Equally, it undoubtedly looks quite pricey. In an ideal world, investors would always buy when a stock market is at the bottom, rather than when it is hitting new highs though this is difficult to do in reality. History suggests that there is less profit to be made at this point in the cycle but that could be said of a number of markets. The question is whether an investment in the US looks, relatively, better than elsewhere.

Those who believe there may be more juice in US stocks usually cite the higher economic growth rate and the greater potential for companies to grow their earnings. For example, Cormac Weldon, head of the US team at Artemis, says that falling energy prices, an improving balance of payments and a manufacturing renaissance should all act to support the US economy.

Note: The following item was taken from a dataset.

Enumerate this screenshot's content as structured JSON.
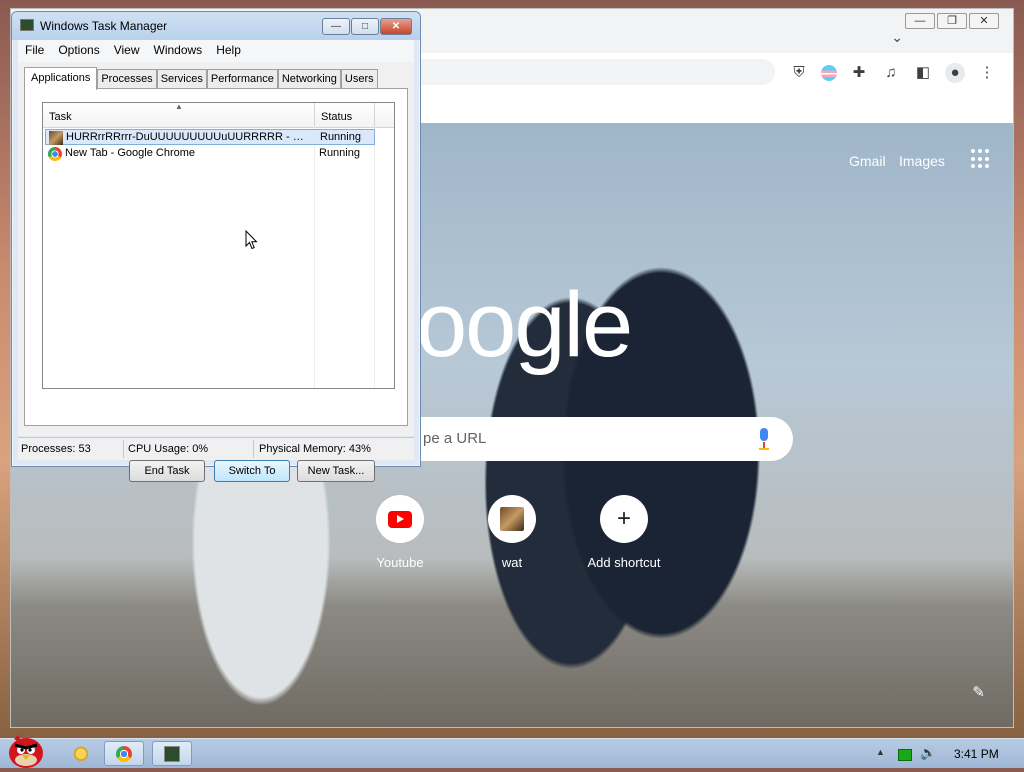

The ex-Threadneedle star adds that valuations may look higher in the US market, but the prospects for corporate earnings are good. He also believes that the market looks good relative to other investments, such as corporate bonds.

David Coombs, head of multi-asset investment at Rathbones, agrees that the stronger growth prospects for the US justify the higher price tag and has an overweight position across all his funds.
Others are less optimistic. Jason Hollands, managing director, business development & communications at Bestinvest, says that, in general, he believes the US market has less capacity for growth from here and favours US equity funds with more of a value bias, such as the GAM Star GAMCO US Equity fund.

He says that for clients who like a little more excitement, Bestinvest is currently recommending the Legg Mason US Smaller Companies fund managed by Lauren Romeo. He adds: “The fund has had a relatively tough time in recent years as it only invests in quality smaller companies with robust balance sheets. However, QE created an environment where the rewards went to more speculative businesses carrying debt, as ultra-low interest rates and bond yields meant such businesses were able to refinance and reduce their debt servicing costs and thereby get an earnings uplift. However, as QE ends and policy normalises, we expect the market to recognise quality again and that should be reflected in this fund.” He also likes the Aviva Investors US Equity Income II fund, which has the added advantage of an income bias.

However, he admits that he tends to use passive funds for exposure to larger companies in the US: “US large caps have a reputation as a graveyard for active fund managers. The S&P 500 is a notorious index to beat and therefore we often suggest using passives to achieve exposure to US large companies. Our top choice for doing this is the HSBC American Index fund which has total annual costs of just 0.18% on share class C.”

Stephen Peters, head of investment trust research at Charles Stanley, believes the US is expensive, but there are still opportunities among US investment trusts. For core exposure, he likes the JPM American Investment trust managed by Garrett Fish for its pragmatic style. He believes the group’s US Smaller Companies fund is also worth a look. He also likes the Jupiter US Smaller Companies trust.

There will probably be better times to buy into US stock markets, but this may not trouble the long term investor. As always, if a stock market looks expensive, it can be worth drip-feeding money into the market, so that there are a range of different buying points. However, what is certain, is that no investor should neglect the US altogether.